It would be unfair to discuss FIFA 13 without talking first about its competition — PES 2013.
I took PES 2013 for a test drive this past weekend, and I have to say that while the demo Konami released this summer was underwhelming and a bit deceiving, the finished product was better. Having said that, PES still has a long way to go if it ever wants to be on top again. Konami did a lot more under the hood to refine the game mechanics from last year’s iteration and it’s a good and bad thing.

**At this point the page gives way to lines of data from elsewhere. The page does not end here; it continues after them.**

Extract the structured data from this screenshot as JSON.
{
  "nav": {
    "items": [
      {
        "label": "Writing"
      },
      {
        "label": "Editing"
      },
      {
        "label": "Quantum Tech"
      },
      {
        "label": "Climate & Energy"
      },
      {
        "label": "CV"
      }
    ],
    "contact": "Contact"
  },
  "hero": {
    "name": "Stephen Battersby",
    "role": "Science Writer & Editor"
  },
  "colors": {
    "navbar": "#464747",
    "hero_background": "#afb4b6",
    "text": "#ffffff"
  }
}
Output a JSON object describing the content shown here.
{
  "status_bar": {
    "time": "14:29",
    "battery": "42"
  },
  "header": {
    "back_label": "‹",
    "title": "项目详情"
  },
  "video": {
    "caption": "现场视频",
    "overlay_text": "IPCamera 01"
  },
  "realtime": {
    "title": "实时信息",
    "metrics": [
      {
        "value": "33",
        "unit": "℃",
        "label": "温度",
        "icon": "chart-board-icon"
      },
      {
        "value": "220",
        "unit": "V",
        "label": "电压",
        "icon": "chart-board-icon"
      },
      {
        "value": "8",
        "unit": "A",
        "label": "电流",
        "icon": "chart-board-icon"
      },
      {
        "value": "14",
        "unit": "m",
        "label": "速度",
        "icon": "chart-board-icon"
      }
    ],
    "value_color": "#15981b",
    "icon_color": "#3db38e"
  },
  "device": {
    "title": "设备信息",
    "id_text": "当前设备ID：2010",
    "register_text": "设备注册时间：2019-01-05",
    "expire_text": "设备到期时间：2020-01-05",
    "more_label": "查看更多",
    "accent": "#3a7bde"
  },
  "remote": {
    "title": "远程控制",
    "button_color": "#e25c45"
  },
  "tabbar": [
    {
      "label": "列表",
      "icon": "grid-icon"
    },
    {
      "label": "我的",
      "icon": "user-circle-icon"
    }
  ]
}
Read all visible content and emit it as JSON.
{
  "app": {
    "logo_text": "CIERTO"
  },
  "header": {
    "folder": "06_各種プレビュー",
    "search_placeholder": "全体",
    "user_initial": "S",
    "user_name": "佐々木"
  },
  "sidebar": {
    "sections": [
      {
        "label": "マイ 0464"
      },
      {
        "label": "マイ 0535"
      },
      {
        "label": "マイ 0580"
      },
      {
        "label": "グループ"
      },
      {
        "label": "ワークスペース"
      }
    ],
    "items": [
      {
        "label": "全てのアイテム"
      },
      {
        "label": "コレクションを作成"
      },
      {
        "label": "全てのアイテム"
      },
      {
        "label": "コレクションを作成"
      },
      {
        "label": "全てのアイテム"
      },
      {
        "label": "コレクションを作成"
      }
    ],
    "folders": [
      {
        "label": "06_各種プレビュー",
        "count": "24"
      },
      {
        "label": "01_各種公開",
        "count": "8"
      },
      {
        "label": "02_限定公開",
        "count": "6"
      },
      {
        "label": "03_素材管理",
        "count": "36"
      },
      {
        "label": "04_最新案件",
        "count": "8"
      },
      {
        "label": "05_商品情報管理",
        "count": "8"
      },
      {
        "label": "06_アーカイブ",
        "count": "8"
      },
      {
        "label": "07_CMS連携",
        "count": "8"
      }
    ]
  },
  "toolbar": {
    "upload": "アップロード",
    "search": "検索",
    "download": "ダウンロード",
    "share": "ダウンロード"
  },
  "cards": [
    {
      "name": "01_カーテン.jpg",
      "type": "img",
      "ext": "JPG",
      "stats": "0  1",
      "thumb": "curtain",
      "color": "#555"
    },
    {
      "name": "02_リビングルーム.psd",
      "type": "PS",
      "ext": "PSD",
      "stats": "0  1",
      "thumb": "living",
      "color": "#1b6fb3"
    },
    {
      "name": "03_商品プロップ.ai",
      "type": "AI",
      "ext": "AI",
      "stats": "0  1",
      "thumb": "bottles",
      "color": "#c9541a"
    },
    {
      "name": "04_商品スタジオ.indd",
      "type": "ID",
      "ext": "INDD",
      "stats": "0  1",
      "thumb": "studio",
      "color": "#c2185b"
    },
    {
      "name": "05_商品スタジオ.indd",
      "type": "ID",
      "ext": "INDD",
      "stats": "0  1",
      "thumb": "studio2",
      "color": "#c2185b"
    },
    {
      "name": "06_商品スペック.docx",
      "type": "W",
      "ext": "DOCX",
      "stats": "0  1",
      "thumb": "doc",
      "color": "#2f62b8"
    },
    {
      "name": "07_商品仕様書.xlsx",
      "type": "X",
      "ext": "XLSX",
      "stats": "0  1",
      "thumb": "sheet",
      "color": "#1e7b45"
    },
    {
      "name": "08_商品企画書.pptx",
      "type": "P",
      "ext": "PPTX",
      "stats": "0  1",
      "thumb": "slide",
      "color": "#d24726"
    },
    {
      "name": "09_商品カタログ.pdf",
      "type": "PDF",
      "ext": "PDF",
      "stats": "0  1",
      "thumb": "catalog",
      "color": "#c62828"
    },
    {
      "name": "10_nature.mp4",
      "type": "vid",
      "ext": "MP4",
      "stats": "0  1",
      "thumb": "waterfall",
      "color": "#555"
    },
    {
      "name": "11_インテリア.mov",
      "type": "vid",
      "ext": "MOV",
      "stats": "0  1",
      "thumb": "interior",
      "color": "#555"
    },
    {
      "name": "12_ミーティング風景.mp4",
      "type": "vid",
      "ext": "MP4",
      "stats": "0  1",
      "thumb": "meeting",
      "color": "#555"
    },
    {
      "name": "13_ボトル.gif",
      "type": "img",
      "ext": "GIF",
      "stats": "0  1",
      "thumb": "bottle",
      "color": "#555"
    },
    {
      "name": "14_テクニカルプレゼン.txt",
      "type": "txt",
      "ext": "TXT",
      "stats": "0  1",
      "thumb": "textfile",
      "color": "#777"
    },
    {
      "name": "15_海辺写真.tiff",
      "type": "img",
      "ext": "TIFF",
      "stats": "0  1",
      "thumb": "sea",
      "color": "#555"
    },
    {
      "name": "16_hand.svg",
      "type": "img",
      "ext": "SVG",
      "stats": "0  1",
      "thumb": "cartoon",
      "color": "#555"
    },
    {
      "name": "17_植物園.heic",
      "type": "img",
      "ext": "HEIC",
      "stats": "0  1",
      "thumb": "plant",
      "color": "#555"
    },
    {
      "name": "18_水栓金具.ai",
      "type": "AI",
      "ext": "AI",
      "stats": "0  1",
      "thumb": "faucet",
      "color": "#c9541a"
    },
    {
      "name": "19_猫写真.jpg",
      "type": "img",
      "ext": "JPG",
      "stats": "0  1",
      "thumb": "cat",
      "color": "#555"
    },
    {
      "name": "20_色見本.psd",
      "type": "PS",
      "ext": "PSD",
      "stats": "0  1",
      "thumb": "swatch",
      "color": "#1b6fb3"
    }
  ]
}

If you feel an absolute need to play with licensed teams, you can take at least an hour to hit up some of the PES modding forums where you can get the option files needed to get all the ‘licensed’ teams and events that you want as well as updated kits. PES still has rights to the UEFA Champions League, UEFA Europa League and UEFA Super Cup competitions as well as Copa Santander Libertadores. But with the mods you can play the World Cup, recreate Euro 2012, Africa Cup of Nations and so on. The modding by itself is what sets this title apart from FIFA as EA tends to try to milk money from the Euros and Word Cup games by selling separate products. However, Konami still misses by not having current roster updates at this point in time.
Konami didn’t do too much to add to PES 2013 compared to PES 2012. You still have same options of Football Life and a few other modes to play, but what is a new is a training mode where you can play and improve your skills in many areas.

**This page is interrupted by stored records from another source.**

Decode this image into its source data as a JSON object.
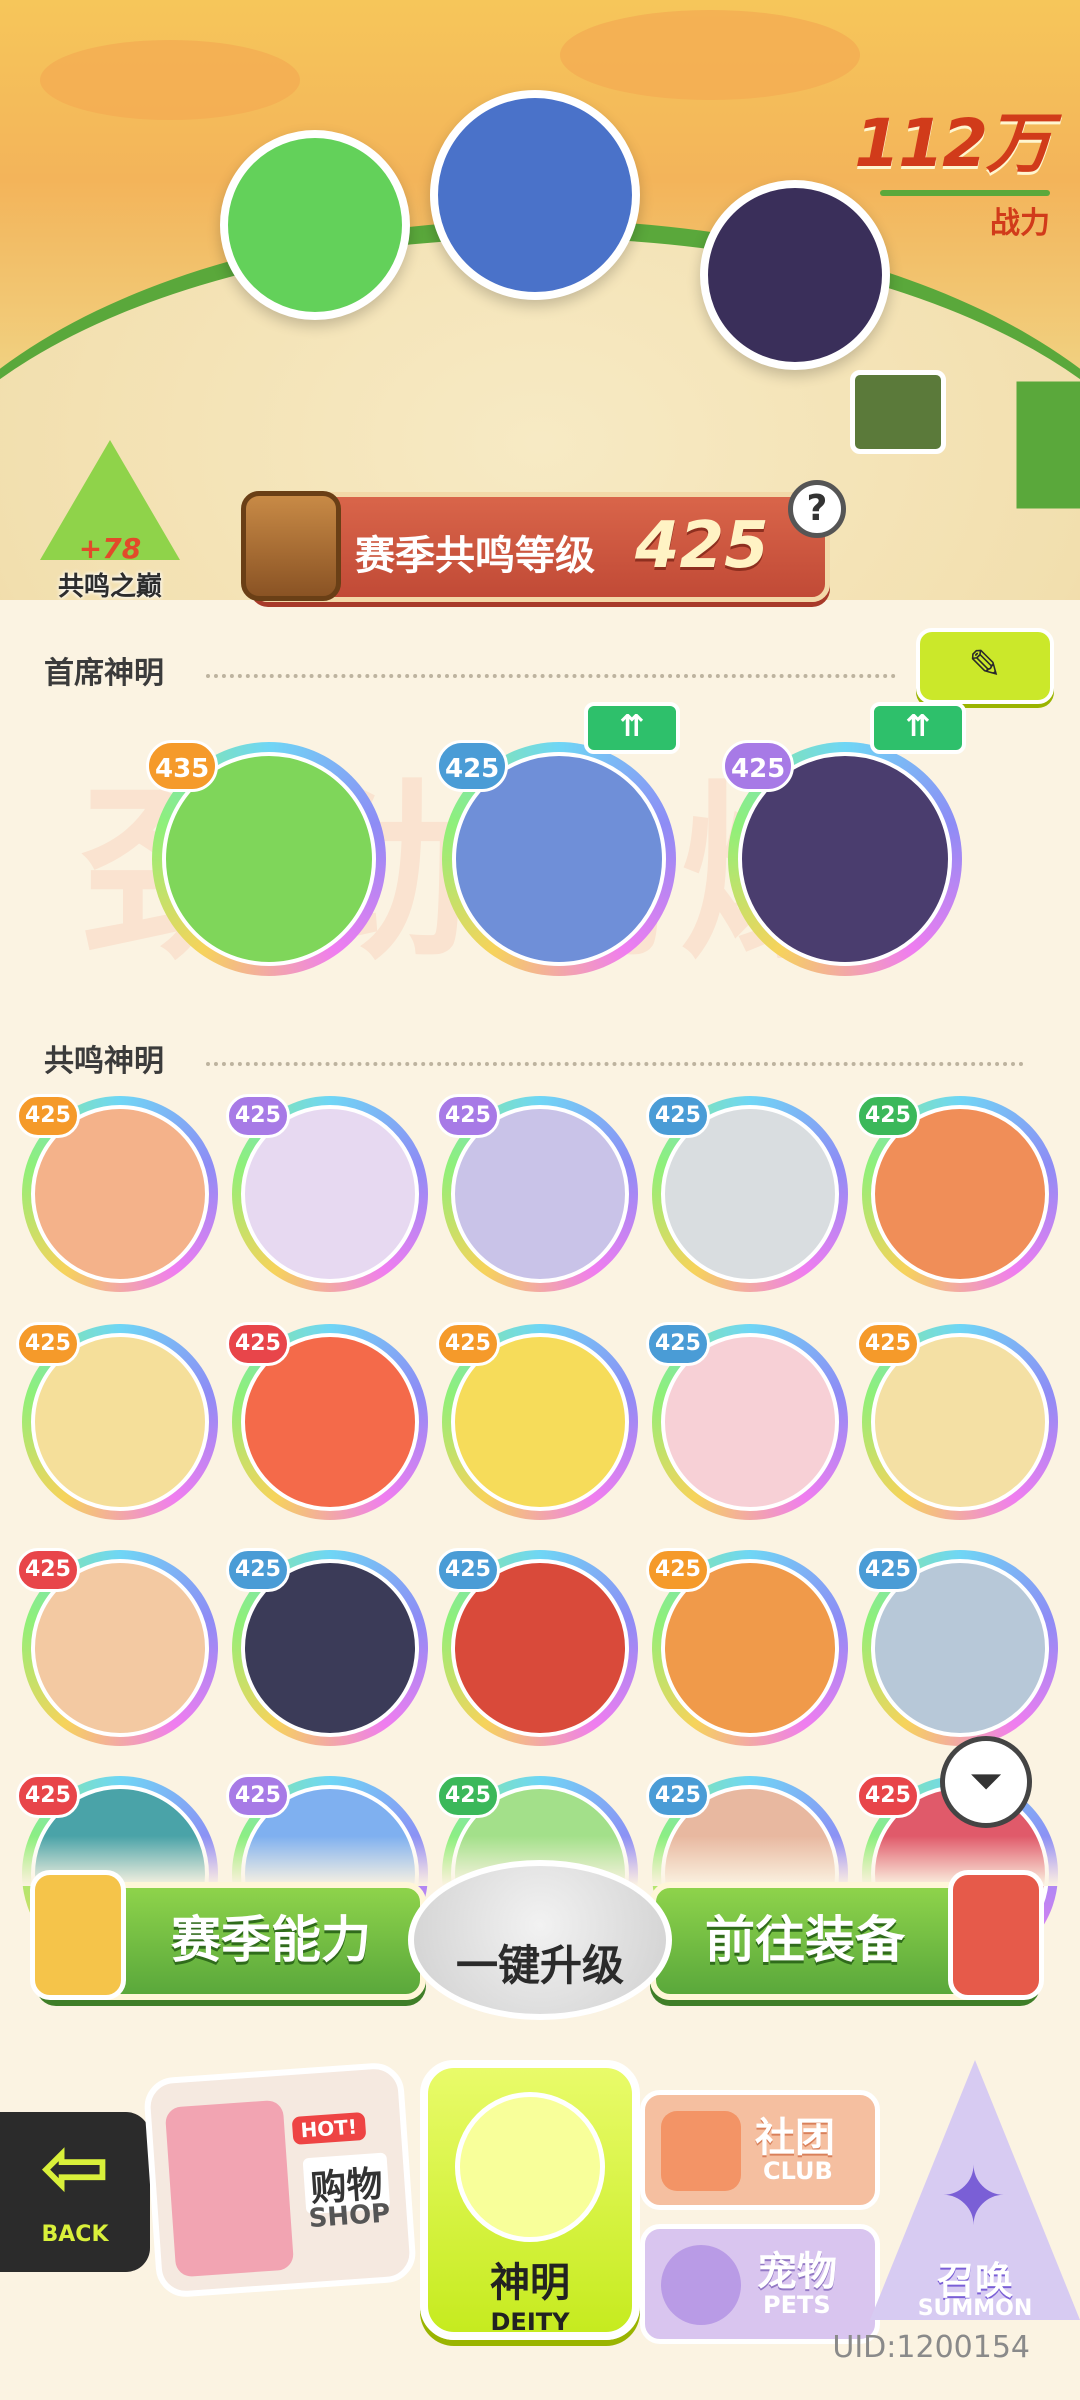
{
  "header": {
    "power_value": "112万",
    "power_label": "战力"
  },
  "peak": {
    "bonus": "+78",
    "name": "共鸣之巅"
  },
  "season": {
    "label": "赛季共鸣等级",
    "level": "425",
    "help": "?"
  },
  "sections": {
    "chief": "首席神明",
    "resonance": "共鸣神明",
    "watermark": "劲劲劲爆"
  },
  "chief_deities": [
    {
      "level": "435",
      "badge": "orange",
      "upgrade": false
    },
    {
      "level": "425",
      "badge": "blue",
      "upgrade": true
    },
    {
      "level": "425",
      "badge": "purple",
      "upgrade": true
    }
  ],
  "upgrade_icon": "double-up-arrow-icon",
  "resonance_deities": [
    {
      "level": "425",
      "badge": "orange"
    },
    {
      "level": "425",
      "badge": "purple"
    },
    {
      "level": "425",
      "badge": "purple"
    },
    {
      "level": "425",
      "badge": "blue"
    },
    {
      "level": "425",
      "badge": "green"
    },
    {
      "level": "425",
      "badge": "orange"
    },
    {
      "level": "425",
      "badge": "red"
    },
    {
      "level": "425",
      "badge": "orange"
    },
    {
      "level": "425",
      "badge": "blue"
    },
    {
      "level": "425",
      "badge": "orange"
    },
    {
      "level": "425",
      "badge": "red"
    },
    {
      "level": "425",
      "badge": "blue"
    },
    {
      "level": "425",
      "badge": "blue"
    },
    {
      "level": "425",
      "badge": "orange"
    },
    {
      "level": "425",
      "badge": "blue"
    },
    {
      "level": "425",
      "badge": "red"
    },
    {
      "level": "425",
      "badge": "purple"
    },
    {
      "level": "425",
      "badge": "green"
    },
    {
      "level": "425",
      "badge": "blue"
    },
    {
      "level": "425",
      "badge": "red"
    }
  ],
  "actions": {
    "season_ability": "赛季能力",
    "one_key_upgrade": "一键升级",
    "go_equip": "前往装备"
  },
  "nav": {
    "back": "BACK",
    "shop_hot": "HOT!",
    "shop_cn": "购物",
    "shop_en": "SHOP",
    "deity_cn": "神明",
    "deity_en": "DEITY",
    "club_cn": "社团",
    "club_en": "CLUB",
    "pets_cn": "宠物",
    "pets_en": "PETS",
    "summon_cn": "召唤",
    "summon_en": "SUMMON"
  },
  "uid": "UID:1200154",
  "colors": {
    "accent_green": "#5aa83b",
    "lime": "#cbe82a",
    "power_red": "#d13b1a",
    "banner_red": "#c14a36"
  }
}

Graphically speaking, the game isn’t different from last year’s version and you will still see many of the same canned celebrations that you saw before. My biggest concern is the frame rate (running on the PS3) seems to just chug along as the graphics engine really starts to show its age. I will say, compared to FIFA 13, the faces are slightly more accurate on PES 2013.

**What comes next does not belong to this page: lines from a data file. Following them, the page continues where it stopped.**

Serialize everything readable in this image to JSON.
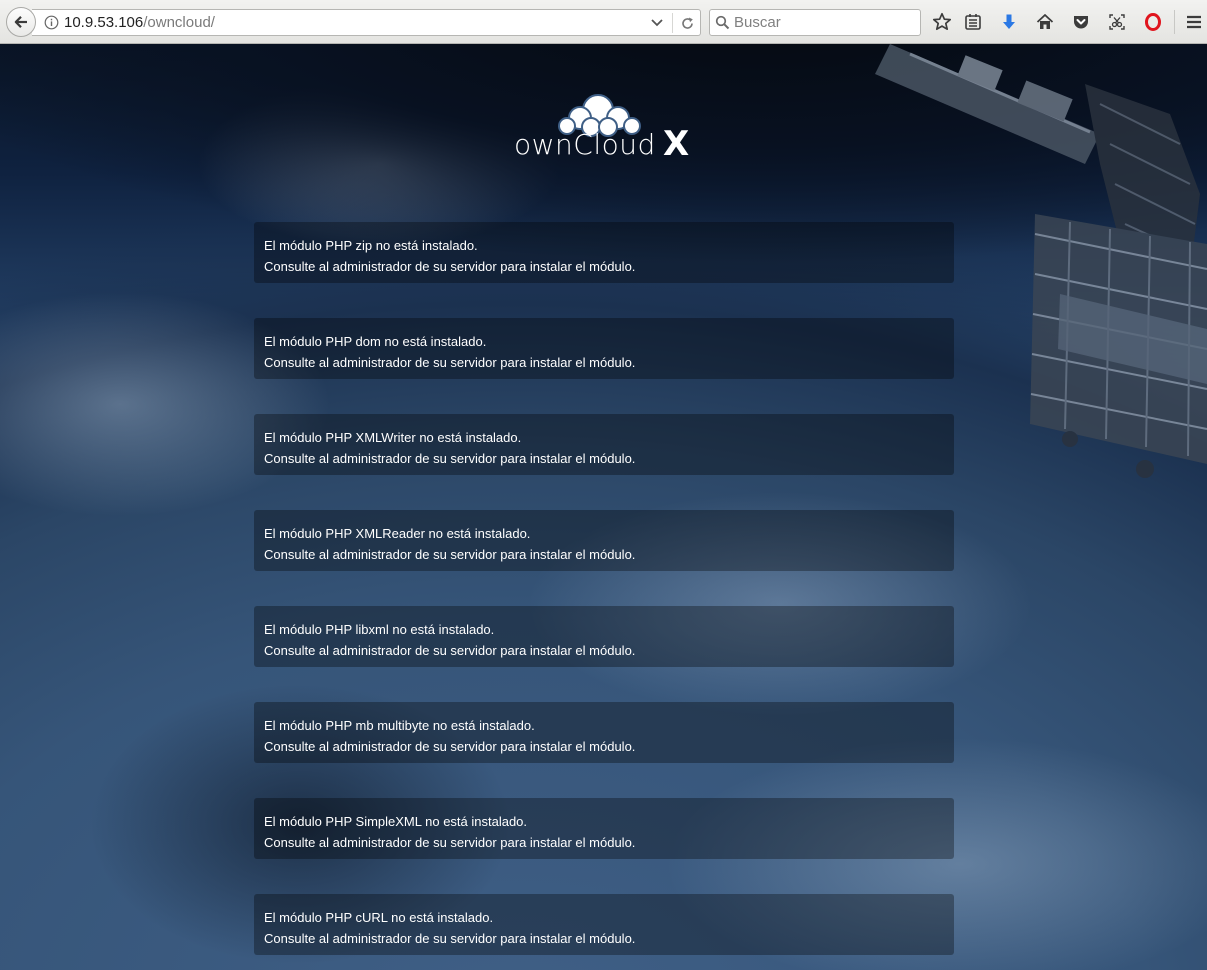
{
  "browser": {
    "url_host": "10.9.53.106",
    "url_path": "/owncloud/",
    "search_placeholder": "Buscar",
    "icons": [
      "back-arrow-icon",
      "info-icon",
      "dropdown-arrow-icon",
      "reload-icon",
      "search-icon",
      "bookmark-star-icon",
      "reader-list-icon",
      "download-icon",
      "home-icon",
      "pocket-icon",
      "screenshot-icon",
      "opera-icon",
      "menu-icon"
    ],
    "colors": {
      "download": "#2a78e4",
      "opera": "#e0141d"
    }
  },
  "logo": {
    "text": "ownCloud",
    "suffix": "X"
  },
  "errors": [
    {
      "title": "El módulo PHP zip no está instalado.",
      "hint": "Consulte al administrador de su servidor para instalar el módulo."
    },
    {
      "title": "El módulo PHP dom no está instalado.",
      "hint": "Consulte al administrador de su servidor para instalar el módulo."
    },
    {
      "title": "El módulo PHP XMLWriter no está instalado.",
      "hint": "Consulte al administrador de su servidor para instalar el módulo."
    },
    {
      "title": "El módulo PHP XMLReader no está instalado.",
      "hint": "Consulte al administrador de su servidor para instalar el módulo."
    },
    {
      "title": "El módulo PHP libxml no está instalado.",
      "hint": "Consulte al administrador de su servidor para instalar el módulo."
    },
    {
      "title": "El módulo PHP mb multibyte no está instalado.",
      "hint": "Consulte al administrador de su servidor para instalar el módulo."
    },
    {
      "title": "El módulo PHP SimpleXML no está instalado.",
      "hint": "Consulte al administrador de su servidor para instalar el módulo."
    },
    {
      "title": "El módulo PHP cURL no está instalado.",
      "hint": "Consulte al administrador de su servidor para instalar el módulo."
    }
  ]
}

On the plus side, the gameplay mechanics still seem precise although I think defensively it’s more a hit and miss this year as sometimes I feel like I am button mashing just to try and stop passes but offensively when you have the ball it’s a joy to control. Learning stick movement and direction when dribbling takes practice and patience, and where EA is now touting First Touch Control, it works naturally here.